Maintain the 60-day derogation for healthcare

The current Late Payment Directive EU 2011/7/EU rightly grants public bodies providing healthcare "a certain degree of flexibility" in the fulfilment of their payment obligations (Directive EU 2011/7/EU, recital 25). This is reflected in the possible extension of the payment period to up to 60 days. This should also continue to apply with the new Regulation so that no penalties are imposed in cases where payment takes longer and which are usually also contractually regulated.

No time limit for downstream acceptance and verification procedures

With regard to the envisaged acceptance and verification period of 30 calendar days in accordance with Article 3(3), the following applies: In many social insurance billing and accounting formats, this deadline cannot be met due to the specific verification requirements.
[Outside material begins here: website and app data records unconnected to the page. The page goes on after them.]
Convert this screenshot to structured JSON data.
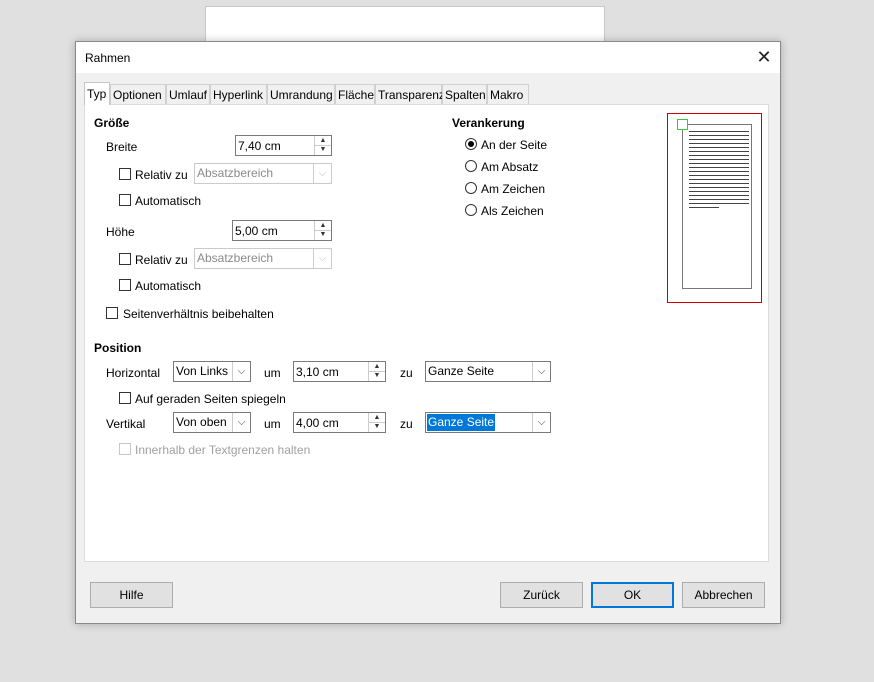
{
  "dialog": {
    "title": "Rahmen"
  },
  "tabs": [
    "Typ",
    "Optionen",
    "Umlauf",
    "Hyperlink",
    "Umrandung",
    "Fläche",
    "Transparenz",
    "Spalten",
    "Makro"
  ],
  "size": {
    "title": "Größe",
    "width_label": "Breite",
    "width_value": "7,40 cm",
    "width_relative_label": "Relativ zu",
    "width_relative_option": "Absatzbereich",
    "width_auto_label": "Automatisch",
    "height_label": "Höhe",
    "height_value": "5,00 cm",
    "height_relative_label": "Relativ zu",
    "height_relative_option": "Absatzbereich",
    "height_auto_label": "Automatisch",
    "keep_ratio_label": "Seitenverhältnis beibehalten"
  },
  "anchor": {
    "title": "Verankerung",
    "options": [
      "An der Seite",
      "Am Absatz",
      "Am Zeichen",
      "Als Zeichen"
    ],
    "selected": "An der Seite"
  },
  "position": {
    "title": "Position",
    "horizontal_label": "Horizontal",
    "horizontal_value": "Von Links",
    "by_label": "um",
    "horizontal_by": "3,10 cm",
    "to_label": "zu",
    "horizontal_to": "Ganze Seite",
    "mirror_label": "Auf geraden Seiten spiegeln",
    "vertical_label": "Vertikal",
    "vertical_value": "Von oben",
    "vertical_by": "4,00 cm",
    "vertical_to": "Ganze Seite",
    "follow_label": "Innerhalb der Textgrenzen halten"
  },
  "buttons": {
    "help": "Hilfe",
    "reset": "Zurück",
    "ok": "OK",
    "cancel": "Abbrechen"
  }
}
For example, healthcare data from several billing periods and different healthcare providers must be collated from the mass data of the service billing in order to be able to check the accuracy of the billing on a case-by-case basis and fulfil the statutory audit mandate. Aderogation to the 30-day period must therefore be made here. This new derogation could be linked to the payment of an appropriate instalment or staggered payment within a payment period of 30 days. This would be in line with the aim of the proposed Regulation to ensure reliable, predictable payment flows for creditors.

About us

The German Pension Insurance Association (DRV Bund), the German Social Accident Insurance (DGUV), the National Association of Statutory Health Insurance Funds (GKV-Spitzenverband), the associations of statutory health and long-term care insurance funds at federal level and the Social Insurance for Agriculture, Forestry and Horticulture (SVLFG) have joined forces to form the "German Social Insurance Working Group Europe e.V." with a view to their common European policy interests. The association represents the interests of its members vis-à-vis the bodies of the European Union and other European institutions and advises the relevant players on current legislative projects and initiatives. As part of a statutory insurance system, health and long-term care insurance, pension insurance and accident insurance offer effective protection against the consequences of major life risks.

12/2023 DSV-Opinion late payment